Lotteries are popular with many Americans and are a key source of state revenues. They are typically characterized as an alternative to raising taxes or cutting public programs. But are they really a good deal for taxpayers? A study by Clotfelter and Cook shows that the popularity of state lotteries is not related to their actual fiscal health. The real reason that states adopt lotteries is that they provide a mechanism for obtaining “voluntary” revenue from players who choose to play, as opposed to taxes that impose the burden on all citizens. This explains why, despite the fact that most players don’t win, the lottery has proved to be so popular.
The casting of lots to determine fates and the distribution of property has a long history, including several examples in the Bible. But the modern practice of using lotteries to distribute money is more recent, beginning in the 15th century in the Low Countries, where towns held public lotteries to raise money for town fortifications and poor relief.
By the 17th century, colonial-era America had a number of private lotteries, which provided funds for building Harvard, Yale, and other American colleges, as well as for other projects. During the Revolutionary War, George Washington even sponsored a lottery to build a road across the Blue Ridge Mountains. State lotteries also became extremely popular in the 19th century, as they offered a way for ordinary people to participate in the purchase of large tracts of land, often at much lower prices than would be available through regular sales.
As a business enterprise, lotteries are run with an eye to maximizing revenues. That means that advertising is directed primarily to swaying the perceptions and behavior of potential customers, rather than providing accurate information about the odds of winning. Many of the tricks used by lottery marketers are well known to statisticians and others who research gambling. These include picking numbers that have sentimental value, such as those associated with birthdays or ages. They also recommend buying more tickets to improve your chances of winning.
While these strategies may increase your chance of winning, the truth is that lottery odds are always very low. A better strategy is to play a smaller game that has less participants, such as a local lottery or a state pick-3. This will give you a greater chance of winning, but you’ll have to split the prize with other winners.
Some lottery games have multiple winners, and the size of the prize depends on how many tickets are sold.
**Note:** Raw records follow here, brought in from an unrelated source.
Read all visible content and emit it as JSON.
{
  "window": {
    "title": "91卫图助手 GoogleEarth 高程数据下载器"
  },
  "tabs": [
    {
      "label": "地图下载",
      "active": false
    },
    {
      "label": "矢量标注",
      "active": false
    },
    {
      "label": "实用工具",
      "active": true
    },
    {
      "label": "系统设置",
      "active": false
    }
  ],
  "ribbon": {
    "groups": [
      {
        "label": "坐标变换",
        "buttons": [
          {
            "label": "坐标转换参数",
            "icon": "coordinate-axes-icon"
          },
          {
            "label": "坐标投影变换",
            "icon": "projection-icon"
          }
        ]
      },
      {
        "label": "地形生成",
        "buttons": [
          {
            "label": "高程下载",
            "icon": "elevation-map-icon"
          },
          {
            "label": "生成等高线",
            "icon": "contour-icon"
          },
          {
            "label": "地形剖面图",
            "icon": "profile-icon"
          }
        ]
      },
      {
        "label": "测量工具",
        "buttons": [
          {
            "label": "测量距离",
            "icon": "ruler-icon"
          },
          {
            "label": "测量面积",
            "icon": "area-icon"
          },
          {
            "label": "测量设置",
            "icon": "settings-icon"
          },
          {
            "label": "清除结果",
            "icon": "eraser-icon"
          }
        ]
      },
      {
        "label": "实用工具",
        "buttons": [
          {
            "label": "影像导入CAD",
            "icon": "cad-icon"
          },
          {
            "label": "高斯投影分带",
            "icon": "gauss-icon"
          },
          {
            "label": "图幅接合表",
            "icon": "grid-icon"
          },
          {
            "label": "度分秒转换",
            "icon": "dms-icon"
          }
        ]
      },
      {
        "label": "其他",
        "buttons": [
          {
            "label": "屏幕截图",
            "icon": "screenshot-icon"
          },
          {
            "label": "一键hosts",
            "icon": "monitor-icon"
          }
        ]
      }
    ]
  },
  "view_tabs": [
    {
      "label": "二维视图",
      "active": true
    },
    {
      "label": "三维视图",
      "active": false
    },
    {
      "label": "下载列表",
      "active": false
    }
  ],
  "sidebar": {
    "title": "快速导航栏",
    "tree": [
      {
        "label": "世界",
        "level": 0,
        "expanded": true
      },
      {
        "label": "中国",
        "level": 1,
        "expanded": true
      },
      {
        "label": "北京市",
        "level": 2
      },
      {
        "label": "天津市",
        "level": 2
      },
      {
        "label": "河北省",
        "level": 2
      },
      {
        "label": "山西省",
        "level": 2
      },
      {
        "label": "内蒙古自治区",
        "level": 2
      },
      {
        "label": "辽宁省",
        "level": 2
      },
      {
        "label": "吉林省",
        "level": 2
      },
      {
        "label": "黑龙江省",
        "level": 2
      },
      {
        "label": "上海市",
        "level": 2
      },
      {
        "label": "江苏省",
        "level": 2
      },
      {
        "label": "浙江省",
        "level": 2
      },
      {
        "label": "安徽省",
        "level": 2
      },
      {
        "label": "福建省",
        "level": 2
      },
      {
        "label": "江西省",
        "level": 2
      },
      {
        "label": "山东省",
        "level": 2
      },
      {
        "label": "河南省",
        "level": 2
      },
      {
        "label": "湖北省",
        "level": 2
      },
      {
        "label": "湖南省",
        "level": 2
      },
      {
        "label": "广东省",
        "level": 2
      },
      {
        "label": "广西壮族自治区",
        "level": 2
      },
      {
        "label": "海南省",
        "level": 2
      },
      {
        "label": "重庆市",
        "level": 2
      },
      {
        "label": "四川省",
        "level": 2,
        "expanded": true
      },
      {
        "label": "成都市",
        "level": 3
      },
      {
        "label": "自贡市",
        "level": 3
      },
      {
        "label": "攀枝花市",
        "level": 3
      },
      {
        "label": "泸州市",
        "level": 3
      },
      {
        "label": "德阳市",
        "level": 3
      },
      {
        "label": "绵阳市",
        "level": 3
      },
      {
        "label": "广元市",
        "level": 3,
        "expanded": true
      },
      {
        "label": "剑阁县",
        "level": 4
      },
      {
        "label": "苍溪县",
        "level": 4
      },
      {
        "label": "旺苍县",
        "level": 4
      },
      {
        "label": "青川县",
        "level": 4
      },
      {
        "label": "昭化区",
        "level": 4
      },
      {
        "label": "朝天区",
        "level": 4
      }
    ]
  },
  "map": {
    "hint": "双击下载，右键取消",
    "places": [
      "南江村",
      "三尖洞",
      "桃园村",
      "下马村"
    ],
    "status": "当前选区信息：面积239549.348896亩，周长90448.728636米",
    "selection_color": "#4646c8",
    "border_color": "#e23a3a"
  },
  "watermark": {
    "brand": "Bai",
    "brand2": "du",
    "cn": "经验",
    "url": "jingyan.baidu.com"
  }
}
But in most cases, a single winner will receive a relatively small amount. This is because the prizes are usually proportional to the total number of tickets sold, so that the prize money is divided among a large number of people. This type of lottery is often called a “pool” or “multi-state” game. There are also other types of lottery, such as the instant games that were introduced in the 1970s. These are typically cheaper and simpler, but the odds of winning are still very low.